“We are encouraged by the initial safety profile of this first-time triplet combination,” stated Elizabeth A. Tarka, MD, Idera’s chief medical officer, in a press release. “We look forward to continuing to explore the potential clinical benefit of tilsotolimod in combination with ipilimumab and nivolumab in MSS-CRC, possibly yielding a treatment alternative for these patients with few current options.”
One patient in the ILLUMINATE-206 study had stable disease. Of the 9 patients shown to have progressed on treatment, 6 developed stability or reduction in the size of their injected lesions. There were also 6 patients who showed stability or size reduction in uninjected lesions. In the initial safety cohort of the study, there were no treatment discontinuations due to adverse events (AEs). Also, no grade 4 or 5 AEs were observed in the study.
To expand the trial, additional patients will be enrolled, beginning in the fourth quarter (Q4) of 2020. In terms of study design alteration, the frequency of ipilimumab dosing will be increased and the number of prior therapies allowed for patients will be limited to 2 or less. Once data become available for the 10 additional patients that will be enrolled in Q4, further trial expansion will be considered.
ILLUMINATE-206 is a single-assignment study with a target enrollment of 77 patients. Subjects in the study received 8 mg intratumoral injections of tilsotolimod plus nivolumab and ipilimumab. The triplet is primarily being evaluated for efficacy defined by the overall response rate. The secondary end points of the study include safety, serum concentration of each drug in the combination and the immunogenicity of the combination.

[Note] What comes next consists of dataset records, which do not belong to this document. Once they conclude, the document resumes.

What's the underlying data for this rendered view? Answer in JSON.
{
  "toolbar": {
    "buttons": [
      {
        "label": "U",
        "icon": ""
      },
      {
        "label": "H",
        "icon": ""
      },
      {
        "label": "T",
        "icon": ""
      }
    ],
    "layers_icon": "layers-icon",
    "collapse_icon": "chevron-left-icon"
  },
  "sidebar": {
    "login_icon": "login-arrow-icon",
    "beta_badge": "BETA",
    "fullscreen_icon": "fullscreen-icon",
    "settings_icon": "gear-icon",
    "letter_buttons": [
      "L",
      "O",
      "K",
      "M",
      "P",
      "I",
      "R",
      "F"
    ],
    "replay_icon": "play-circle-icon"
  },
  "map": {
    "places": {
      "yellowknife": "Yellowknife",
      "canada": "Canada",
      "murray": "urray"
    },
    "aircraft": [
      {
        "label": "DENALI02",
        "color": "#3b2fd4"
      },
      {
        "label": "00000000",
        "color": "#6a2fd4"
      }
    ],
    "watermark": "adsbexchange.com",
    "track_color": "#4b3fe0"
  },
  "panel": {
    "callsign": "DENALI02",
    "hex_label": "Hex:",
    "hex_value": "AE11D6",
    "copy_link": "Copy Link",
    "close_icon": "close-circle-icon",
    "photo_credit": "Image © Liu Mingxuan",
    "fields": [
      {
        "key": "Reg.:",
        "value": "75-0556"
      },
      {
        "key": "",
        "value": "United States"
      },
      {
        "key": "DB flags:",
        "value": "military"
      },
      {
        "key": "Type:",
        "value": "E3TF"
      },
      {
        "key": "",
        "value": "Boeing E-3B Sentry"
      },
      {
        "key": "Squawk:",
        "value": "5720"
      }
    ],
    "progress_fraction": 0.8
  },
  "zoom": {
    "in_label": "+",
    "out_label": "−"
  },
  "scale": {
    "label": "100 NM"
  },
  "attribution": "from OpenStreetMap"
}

Eligible patients are 18 years of age or older with an ECOG performance status of 0 to 1, a minimum life expectancy of at least 4 months, at least 1 accessible target lesion for injection, and adequate organ function. MSS-CRC must be confirmed histologically in these patients, and patients must have completed at least 2 prior regimens of therapy for advanced or metastatic CRC. Patients are also required to have documentation of radiologic progression by Response Evaluation Criteria in Solid Tumors v1.1 from or following chemotherapy.

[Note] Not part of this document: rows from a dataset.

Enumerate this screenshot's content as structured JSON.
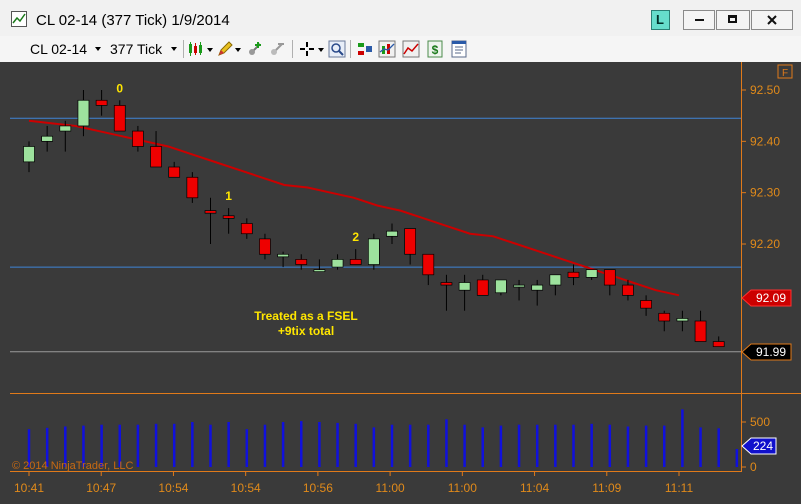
{
  "window": {
    "title": "CL 02-14 (377 Tick)  1/9/2014",
    "link_button": "L"
  },
  "toolbar": {
    "instrument": "CL 02-14",
    "interval": "377 Tick"
  },
  "chart_data": {
    "type": "candlestick",
    "price_ylim": [
      91.92,
      92.57
    ],
    "price_ticks": [
      "92.50",
      "92.40",
      "92.30",
      "92.20"
    ],
    "volume_ticks": [
      "500",
      "0"
    ],
    "x_tick_labels": [
      "10:41",
      "10:47",
      "10:54",
      "10:54",
      "10:56",
      "11:00",
      "11:00",
      "11:04",
      "11:09",
      "11:11"
    ],
    "ma_price_badge": "92.09",
    "last_price_badge": "91.99",
    "volume_badge": "224",
    "panel_marker": "F",
    "copyright": "© 2014 NinjaTrader, LLC",
    "annotation": [
      "Treated as a FSEL",
      "+9tix total"
    ],
    "swing_labels": [
      {
        "text": "0",
        "bar": 5
      },
      {
        "text": "1",
        "bar": 11
      },
      {
        "text": "2",
        "bar": 18
      }
    ],
    "hlines": [
      92.445,
      92.155,
      91.99
    ],
    "bars": [
      {
        "o": 92.36,
        "h": 92.4,
        "l": 92.34,
        "c": 92.39
      },
      {
        "o": 92.4,
        "h": 92.43,
        "l": 92.38,
        "c": 92.41
      },
      {
        "o": 92.42,
        "h": 92.44,
        "l": 92.38,
        "c": 92.43
      },
      {
        "o": 92.43,
        "h": 92.5,
        "l": 92.41,
        "c": 92.48
      },
      {
        "o": 92.48,
        "h": 92.5,
        "l": 92.45,
        "c": 92.47
      },
      {
        "o": 92.47,
        "h": 92.48,
        "l": 92.42,
        "c": 92.42
      },
      {
        "o": 92.42,
        "h": 92.43,
        "l": 92.38,
        "c": 92.39
      },
      {
        "o": 92.39,
        "h": 92.42,
        "l": 92.35,
        "c": 92.35
      },
      {
        "o": 92.35,
        "h": 92.36,
        "l": 92.33,
        "c": 92.33
      },
      {
        "o": 92.33,
        "h": 92.34,
        "l": 92.28,
        "c": 92.29
      },
      {
        "o": 92.265,
        "h": 92.29,
        "l": 92.2,
        "c": 92.26
      },
      {
        "o": 92.255,
        "h": 92.27,
        "l": 92.22,
        "c": 92.25
      },
      {
        "o": 92.24,
        "h": 92.25,
        "l": 92.21,
        "c": 92.22
      },
      {
        "o": 92.21,
        "h": 92.22,
        "l": 92.17,
        "c": 92.18
      },
      {
        "o": 92.175,
        "h": 92.185,
        "l": 92.155,
        "c": 92.18
      },
      {
        "o": 92.17,
        "h": 92.18,
        "l": 92.15,
        "c": 92.16
      },
      {
        "o": 92.15,
        "h": 92.17,
        "l": 92.15,
        "c": 92.15
      },
      {
        "o": 92.155,
        "h": 92.18,
        "l": 92.15,
        "c": 92.17
      },
      {
        "o": 92.17,
        "h": 92.19,
        "l": 92.16,
        "c": 92.16
      },
      {
        "o": 92.16,
        "h": 92.22,
        "l": 92.15,
        "c": 92.21
      },
      {
        "o": 92.215,
        "h": 92.24,
        "l": 92.2,
        "c": 92.225
      },
      {
        "o": 92.23,
        "h": 92.23,
        "l": 92.16,
        "c": 92.18
      },
      {
        "o": 92.18,
        "h": 92.18,
        "l": 92.12,
        "c": 92.14
      },
      {
        "o": 92.125,
        "h": 92.14,
        "l": 92.07,
        "c": 92.12
      },
      {
        "o": 92.11,
        "h": 92.14,
        "l": 92.07,
        "c": 92.125
      },
      {
        "o": 92.13,
        "h": 92.14,
        "l": 92.1,
        "c": 92.1
      },
      {
        "o": 92.105,
        "h": 92.13,
        "l": 92.1,
        "c": 92.13
      },
      {
        "o": 92.12,
        "h": 92.13,
        "l": 92.09,
        "c": 92.12
      },
      {
        "o": 92.11,
        "h": 92.13,
        "l": 92.08,
        "c": 92.12
      },
      {
        "o": 92.12,
        "h": 92.14,
        "l": 92.1,
        "c": 92.14
      },
      {
        "o": 92.145,
        "h": 92.16,
        "l": 92.12,
        "c": 92.135
      },
      {
        "o": 92.135,
        "h": 92.15,
        "l": 92.13,
        "c": 92.15
      },
      {
        "o": 92.15,
        "h": 92.15,
        "l": 92.1,
        "c": 92.12
      },
      {
        "o": 92.12,
        "h": 92.13,
        "l": 92.09,
        "c": 92.1
      },
      {
        "o": 92.09,
        "h": 92.1,
        "l": 92.06,
        "c": 92.075
      },
      {
        "o": 92.065,
        "h": 92.07,
        "l": 92.03,
        "c": 92.05
      },
      {
        "o": 92.05,
        "h": 92.07,
        "l": 92.03,
        "c": 92.055
      },
      {
        "o": 92.05,
        "h": 92.07,
        "l": 92.01,
        "c": 92.01
      },
      {
        "o": 92.01,
        "h": 92.02,
        "l": 92.0,
        "c": 92.0
      }
    ],
    "volume": [
      420,
      435,
      450,
      460,
      470,
      470,
      470,
      480,
      480,
      500,
      470,
      500,
      420,
      470,
      500,
      510,
      500,
      490,
      480,
      440,
      470,
      470,
      470,
      530,
      470,
      440,
      460,
      470,
      470,
      470,
      470,
      480,
      470,
      450,
      460,
      460,
      640,
      440,
      430,
      200
    ],
    "ma": [
      92.44,
      92.435,
      92.43,
      92.42,
      92.41,
      92.4,
      92.39,
      92.375,
      92.36,
      92.345,
      92.33,
      92.315,
      92.31,
      92.3,
      92.29,
      92.275,
      92.265,
      92.25,
      92.235,
      92.22,
      92.215,
      92.2,
      92.185,
      92.17,
      92.155,
      92.14,
      92.125,
      92.11,
      92.1
    ]
  }
}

Individuals who had prior therapy with a TLR9 agonist were excluded, as were patients with a history of autoimmune disease, unstable cardiac function, active systemic infection, prior anaphylactic or other severe infusion reaction, unstable central nervous system involvement, hypersensitivity to any study drug, or prior immune-mediated AEs of grade 3 or higher.
In the treatment landscape for MSS-CRC, there are currently no approved immunotherapy options. Because MSS-CRC is highly immunosuppressive, it was hypothesized that the MSS-CRC patient population could drive benefit from the active combination of nivolumab plus ipilimumab, as demonstrated in the CheckMate 142 clinical trial with ORRs of 0% to 10%, in combination with tilsotolimod’s unique mechanism of action.
Tilsotolimod has demonstrated innate and adaptive immune activation in tumors. The agent received Fast Track Designation from the FDA for the treatment of anti–PD-1–refractory melanoma, in combination with ipilimumab. Tilsotolimod was also granted Orphan Drug Designation by the FDA for the treatment of stage IIb-IV melanoma. The drug is currently under active research across multiple tumor types.